Contest details. Winner will be announced this weekend, and you must check back to see if you won. Maryn wants to remind everyone that these are erotic romances. There’s graphic language and, you know, erotic stuff. You can read the first chapter at her website to see if it's for you.

Maryn Sinclair’s books are available at http://www.loose-id.com/Our-Authors/Maryn-Sinclair
You can read the first chapter of each by clicking on the book and then Read an excerpt.
Sexual Persuasion is now available on Kindle. Also, check out her website at: http://www.MarynSinclair.com


Linda Lovely said...

I can relate. I spend 10 (or more) times the amount of effort/time editing and need a deadline (or a critique partner) to tell me to STOP. This was a timely post. I just finished another edit yesterday of the sequel to my published mystery but haven't been able to push the Send button to my publisher. Just one more...Okay, I'm setting a firm deadline for myself. This Friday. Thanks, Maryn.

Maryn Sinclair said...

It's timely for me too, Linda. I should heed my own advice. This time I changed almost everything because I wasn't thrilled with it to begin with. I'm setting a deadline:
Thanksgiving. :-) Thanks for stopping by.

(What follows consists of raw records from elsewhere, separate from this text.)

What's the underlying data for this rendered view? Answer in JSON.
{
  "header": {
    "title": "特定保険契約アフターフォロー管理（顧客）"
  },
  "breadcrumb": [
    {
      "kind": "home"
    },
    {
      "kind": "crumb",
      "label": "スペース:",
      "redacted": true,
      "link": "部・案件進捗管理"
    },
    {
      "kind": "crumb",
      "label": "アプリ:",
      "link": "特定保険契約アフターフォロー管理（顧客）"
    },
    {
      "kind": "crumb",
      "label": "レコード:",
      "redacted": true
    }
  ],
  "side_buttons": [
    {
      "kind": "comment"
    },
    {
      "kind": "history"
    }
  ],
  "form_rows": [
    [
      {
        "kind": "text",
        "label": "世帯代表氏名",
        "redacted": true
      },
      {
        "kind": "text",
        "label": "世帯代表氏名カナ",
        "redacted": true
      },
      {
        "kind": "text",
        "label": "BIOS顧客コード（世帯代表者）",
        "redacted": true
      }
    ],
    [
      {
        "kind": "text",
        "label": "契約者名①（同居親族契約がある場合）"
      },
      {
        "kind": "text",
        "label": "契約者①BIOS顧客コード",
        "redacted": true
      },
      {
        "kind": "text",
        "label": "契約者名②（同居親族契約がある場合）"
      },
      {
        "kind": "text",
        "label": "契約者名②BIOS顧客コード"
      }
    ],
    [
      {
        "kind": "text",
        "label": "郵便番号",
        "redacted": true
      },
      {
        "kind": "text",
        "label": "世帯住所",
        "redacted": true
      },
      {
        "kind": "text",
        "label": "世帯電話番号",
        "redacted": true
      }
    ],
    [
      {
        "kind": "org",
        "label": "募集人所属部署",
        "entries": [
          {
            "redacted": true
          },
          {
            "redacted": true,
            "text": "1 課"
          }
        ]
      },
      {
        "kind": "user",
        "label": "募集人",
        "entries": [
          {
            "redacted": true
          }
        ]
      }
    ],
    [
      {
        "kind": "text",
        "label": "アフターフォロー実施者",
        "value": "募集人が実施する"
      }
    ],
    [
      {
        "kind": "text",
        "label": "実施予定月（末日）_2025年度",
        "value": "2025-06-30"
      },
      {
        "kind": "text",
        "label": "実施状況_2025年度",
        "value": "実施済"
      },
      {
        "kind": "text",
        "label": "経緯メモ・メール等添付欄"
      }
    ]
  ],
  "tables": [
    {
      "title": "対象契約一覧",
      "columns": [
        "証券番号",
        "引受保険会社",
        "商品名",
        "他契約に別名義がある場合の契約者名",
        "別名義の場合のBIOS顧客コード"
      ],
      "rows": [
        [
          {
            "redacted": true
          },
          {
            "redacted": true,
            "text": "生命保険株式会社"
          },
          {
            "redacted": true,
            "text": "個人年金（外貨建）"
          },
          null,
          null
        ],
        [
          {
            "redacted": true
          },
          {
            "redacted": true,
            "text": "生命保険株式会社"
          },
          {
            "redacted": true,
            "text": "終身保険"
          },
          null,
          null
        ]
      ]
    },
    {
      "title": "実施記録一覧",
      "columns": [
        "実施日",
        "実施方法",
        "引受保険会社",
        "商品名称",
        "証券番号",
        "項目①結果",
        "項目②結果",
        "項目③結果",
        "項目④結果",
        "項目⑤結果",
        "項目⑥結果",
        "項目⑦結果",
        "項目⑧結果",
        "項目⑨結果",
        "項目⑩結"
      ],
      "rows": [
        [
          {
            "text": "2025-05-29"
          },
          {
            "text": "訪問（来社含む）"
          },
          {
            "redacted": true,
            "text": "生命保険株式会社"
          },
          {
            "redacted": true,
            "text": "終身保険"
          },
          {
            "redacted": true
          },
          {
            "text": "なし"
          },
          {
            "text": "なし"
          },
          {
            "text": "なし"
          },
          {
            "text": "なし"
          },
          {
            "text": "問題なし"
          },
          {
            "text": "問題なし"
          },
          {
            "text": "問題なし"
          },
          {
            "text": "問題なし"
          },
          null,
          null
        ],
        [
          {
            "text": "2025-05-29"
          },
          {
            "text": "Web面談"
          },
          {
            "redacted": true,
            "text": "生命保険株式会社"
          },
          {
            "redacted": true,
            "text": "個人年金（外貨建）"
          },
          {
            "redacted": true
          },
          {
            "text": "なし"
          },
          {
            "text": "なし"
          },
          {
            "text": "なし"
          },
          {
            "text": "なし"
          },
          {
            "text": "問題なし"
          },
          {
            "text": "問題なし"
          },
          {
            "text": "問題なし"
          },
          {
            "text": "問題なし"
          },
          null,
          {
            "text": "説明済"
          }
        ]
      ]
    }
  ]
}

Ellis Vidler said...

Maryn, I think we're all in the same boat. My first drafts are just the starting place. Every time I look at one of my manuscripts, I see something to change. The story comes through in the rewriting, or editing. That's the best part. Just write it down. I heard Nora Roberts say you can always tweak or rewrite your work, but there's nothing to do with a blank page.

Karen said...

I agonize over everything I write -comments, reviews, etc. I can re-write comments on blogs a half dozen times before I'm 'satisfied'. I finally tell myself to get a grip and hit submit~~ :O)

Maryn Sinclair said...

Karen, that's kind of what you have to do. It's that perfectionist gene. I bet it applies to everything you do too. That's not to say we're perfect in those other tasks, but we try to do the best we can. And I don't think it's a bad thing.